Joseph Mikhael, MD, discusses the ongoing impact of daratumumab in the treatment landscape of patients with multiple myeloma.

Joseph Mikhael, MD, chief medical officer of the International Myeloma Foundation and professor in the applied cancer research and drug discovery division at the Translational Genomics Research Institute, an affiliate of City of Hope Cancer Center, discusses the ongoing impact of daratumumab (Darzalex) as treatment in patients with multiple myeloma.

Daratumumab’s main impact has been on patients in the early relapse setting who are transplant ineligible, usually given in combination with lenalidomide and dexamethasone. However, daratumumab continues to show its effectiveness for patients with multiple myeloma in the frontline setting and now for patients who are transplant eligible. Mikhael discusses the role daratumumab is now playing in this patient population and what the future may hold for it.

Recently, real-world outcomes of daratumumab as a monotherapy for patients with relapsed/refractory multiple myeloma are starting to show favorable efficacy outcomes. In a multicenter study that looked at 107 patients with relapsed/refractory multiple myeloma on daratumumab monotherapy, the overall response rate was 42.1%, the median first and second progression-free survival was 3.6 and 8.1 months, respectively, with an overall survival of 11.9 months in this group. However, certain risk factors have impacted the use of daratumumab as a monotherapy, meaning the use of this treatment in combination with other therapies remains the standard of care.

Transcription:
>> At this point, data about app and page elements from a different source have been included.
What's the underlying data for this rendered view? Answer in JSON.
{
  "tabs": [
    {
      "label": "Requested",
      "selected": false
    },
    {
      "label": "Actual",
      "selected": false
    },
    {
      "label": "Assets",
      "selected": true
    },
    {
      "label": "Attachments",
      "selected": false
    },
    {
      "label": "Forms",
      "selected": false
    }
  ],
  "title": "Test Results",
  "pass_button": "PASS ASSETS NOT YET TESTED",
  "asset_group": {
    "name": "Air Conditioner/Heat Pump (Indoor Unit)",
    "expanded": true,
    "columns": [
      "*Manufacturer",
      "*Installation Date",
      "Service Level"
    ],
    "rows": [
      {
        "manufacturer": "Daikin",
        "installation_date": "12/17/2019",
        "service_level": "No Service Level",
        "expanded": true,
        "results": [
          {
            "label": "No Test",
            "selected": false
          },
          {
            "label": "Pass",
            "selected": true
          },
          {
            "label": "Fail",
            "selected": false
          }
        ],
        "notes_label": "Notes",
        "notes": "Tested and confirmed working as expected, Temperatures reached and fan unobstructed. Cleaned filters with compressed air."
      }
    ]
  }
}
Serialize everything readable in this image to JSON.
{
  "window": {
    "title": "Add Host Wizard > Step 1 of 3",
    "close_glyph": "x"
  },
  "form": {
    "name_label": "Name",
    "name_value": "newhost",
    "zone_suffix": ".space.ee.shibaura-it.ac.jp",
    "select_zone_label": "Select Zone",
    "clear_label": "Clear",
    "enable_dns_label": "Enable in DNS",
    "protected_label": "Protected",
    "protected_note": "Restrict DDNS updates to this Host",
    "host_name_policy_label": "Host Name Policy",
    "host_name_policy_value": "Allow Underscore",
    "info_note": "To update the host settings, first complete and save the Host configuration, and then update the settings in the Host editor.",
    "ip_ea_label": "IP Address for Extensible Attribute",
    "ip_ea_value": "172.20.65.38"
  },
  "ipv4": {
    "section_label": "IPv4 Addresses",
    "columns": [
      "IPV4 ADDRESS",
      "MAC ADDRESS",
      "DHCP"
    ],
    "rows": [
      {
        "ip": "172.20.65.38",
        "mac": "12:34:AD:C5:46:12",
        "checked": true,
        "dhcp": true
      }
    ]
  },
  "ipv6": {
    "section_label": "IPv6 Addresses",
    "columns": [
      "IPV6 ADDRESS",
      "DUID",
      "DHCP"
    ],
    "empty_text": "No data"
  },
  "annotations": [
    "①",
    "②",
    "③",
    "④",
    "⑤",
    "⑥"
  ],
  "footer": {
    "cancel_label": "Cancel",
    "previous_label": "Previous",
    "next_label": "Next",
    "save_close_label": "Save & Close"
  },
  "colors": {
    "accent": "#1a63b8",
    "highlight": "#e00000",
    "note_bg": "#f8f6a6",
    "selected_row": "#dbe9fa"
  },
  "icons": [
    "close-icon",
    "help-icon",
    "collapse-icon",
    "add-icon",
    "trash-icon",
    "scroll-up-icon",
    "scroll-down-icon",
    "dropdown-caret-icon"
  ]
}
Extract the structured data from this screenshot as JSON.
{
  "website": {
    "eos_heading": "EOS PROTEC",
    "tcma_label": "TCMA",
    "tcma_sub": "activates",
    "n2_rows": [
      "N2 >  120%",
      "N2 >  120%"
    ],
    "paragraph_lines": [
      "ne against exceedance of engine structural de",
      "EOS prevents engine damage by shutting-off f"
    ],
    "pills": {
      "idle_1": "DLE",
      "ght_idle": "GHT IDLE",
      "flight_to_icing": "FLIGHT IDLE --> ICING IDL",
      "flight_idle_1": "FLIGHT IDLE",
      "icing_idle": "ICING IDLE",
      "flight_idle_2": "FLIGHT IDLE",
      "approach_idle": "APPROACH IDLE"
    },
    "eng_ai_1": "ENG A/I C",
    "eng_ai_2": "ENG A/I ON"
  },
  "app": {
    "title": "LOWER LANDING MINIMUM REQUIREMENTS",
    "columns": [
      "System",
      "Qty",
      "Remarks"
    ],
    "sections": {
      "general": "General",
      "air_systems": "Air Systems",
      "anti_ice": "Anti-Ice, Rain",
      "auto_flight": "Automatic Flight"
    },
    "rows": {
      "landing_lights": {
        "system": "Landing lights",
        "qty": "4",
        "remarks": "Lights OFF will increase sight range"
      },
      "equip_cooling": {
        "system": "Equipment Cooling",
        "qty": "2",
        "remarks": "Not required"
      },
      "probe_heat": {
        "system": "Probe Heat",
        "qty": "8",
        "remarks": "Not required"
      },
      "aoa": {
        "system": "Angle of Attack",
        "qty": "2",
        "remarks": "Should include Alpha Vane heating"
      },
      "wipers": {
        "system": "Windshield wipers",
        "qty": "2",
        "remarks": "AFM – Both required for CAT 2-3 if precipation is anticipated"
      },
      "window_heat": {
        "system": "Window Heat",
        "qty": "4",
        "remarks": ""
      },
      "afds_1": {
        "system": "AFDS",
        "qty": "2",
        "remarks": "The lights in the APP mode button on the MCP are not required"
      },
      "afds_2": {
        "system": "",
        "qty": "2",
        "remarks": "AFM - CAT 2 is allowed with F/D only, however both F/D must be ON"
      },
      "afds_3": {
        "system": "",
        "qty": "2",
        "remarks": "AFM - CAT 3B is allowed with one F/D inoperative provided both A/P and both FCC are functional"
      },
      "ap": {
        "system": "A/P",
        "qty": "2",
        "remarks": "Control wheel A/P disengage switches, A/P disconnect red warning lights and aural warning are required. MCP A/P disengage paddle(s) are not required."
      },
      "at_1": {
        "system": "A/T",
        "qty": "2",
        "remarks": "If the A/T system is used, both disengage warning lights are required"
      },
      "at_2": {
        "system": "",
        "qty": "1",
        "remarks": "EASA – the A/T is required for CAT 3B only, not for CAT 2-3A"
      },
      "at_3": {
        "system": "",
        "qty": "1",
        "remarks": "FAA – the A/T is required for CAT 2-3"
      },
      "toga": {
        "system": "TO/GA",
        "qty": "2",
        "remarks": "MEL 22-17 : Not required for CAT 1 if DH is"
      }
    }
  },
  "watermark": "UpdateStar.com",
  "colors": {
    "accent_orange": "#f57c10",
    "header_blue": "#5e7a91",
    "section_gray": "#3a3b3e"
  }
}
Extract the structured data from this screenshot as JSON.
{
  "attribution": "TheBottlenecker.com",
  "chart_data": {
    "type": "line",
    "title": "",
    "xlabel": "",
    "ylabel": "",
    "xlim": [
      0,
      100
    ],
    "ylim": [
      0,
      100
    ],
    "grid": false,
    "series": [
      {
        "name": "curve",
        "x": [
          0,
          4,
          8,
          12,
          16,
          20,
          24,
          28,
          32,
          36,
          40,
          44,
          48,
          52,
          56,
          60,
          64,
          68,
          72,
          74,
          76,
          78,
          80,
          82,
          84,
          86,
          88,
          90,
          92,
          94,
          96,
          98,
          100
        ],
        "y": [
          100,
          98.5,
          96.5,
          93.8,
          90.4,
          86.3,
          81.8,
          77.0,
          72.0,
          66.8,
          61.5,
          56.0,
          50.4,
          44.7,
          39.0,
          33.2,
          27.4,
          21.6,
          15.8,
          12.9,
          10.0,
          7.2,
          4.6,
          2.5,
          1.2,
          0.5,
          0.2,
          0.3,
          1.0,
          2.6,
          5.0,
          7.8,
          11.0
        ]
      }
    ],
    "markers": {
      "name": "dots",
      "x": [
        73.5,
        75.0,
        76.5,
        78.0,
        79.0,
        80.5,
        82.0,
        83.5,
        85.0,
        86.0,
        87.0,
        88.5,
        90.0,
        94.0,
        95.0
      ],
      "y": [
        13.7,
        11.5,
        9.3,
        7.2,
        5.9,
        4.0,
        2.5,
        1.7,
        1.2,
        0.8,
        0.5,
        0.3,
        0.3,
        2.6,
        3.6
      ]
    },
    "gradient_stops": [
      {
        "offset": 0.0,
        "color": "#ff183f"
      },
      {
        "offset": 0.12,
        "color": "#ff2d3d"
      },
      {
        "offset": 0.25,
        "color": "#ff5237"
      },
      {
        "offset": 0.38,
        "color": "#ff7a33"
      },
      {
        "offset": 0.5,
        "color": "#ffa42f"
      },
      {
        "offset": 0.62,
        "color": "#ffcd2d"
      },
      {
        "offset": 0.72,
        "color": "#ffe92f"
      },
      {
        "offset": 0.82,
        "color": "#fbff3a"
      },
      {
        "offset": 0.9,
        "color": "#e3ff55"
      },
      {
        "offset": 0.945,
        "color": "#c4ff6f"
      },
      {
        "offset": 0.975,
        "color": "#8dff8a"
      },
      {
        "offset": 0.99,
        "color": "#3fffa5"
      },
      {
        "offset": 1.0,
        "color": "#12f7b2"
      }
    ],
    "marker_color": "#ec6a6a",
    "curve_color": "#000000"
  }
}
0:08 | Daratumumab has really had an impact on myeloma, of course, primarily early in the more relapse setting, but now more so in the frontline setting. One, because in transplant-ineligible patients, it really has become the standard of care to give patients daratumumab, lenalidomide, and dexamethasone. With time we continue both the daratumumab and the lenalidomide indefinitely, which has now given us the best outcomes we've ever seen in transplant-ineligible patients with respect to progression-free survival, and indeed overall survival.

0:37 | But similarly, now we're starting to see an impact of daratumumab in the transplant-eligible population also. In that, we are seeing more and more movement towards quadruplets where we add daratumumab to the usual baseline of bortezomib, lenalidomide, and dexamethasone or, in some patients, carfilzomib, lenalidomide, and dexamethasone. So, we are seeing this continued evolution of daratumumab going from the most relapse setting to the early relapse setting, now even to the frontline setting, whether a patient is going to transplant or not.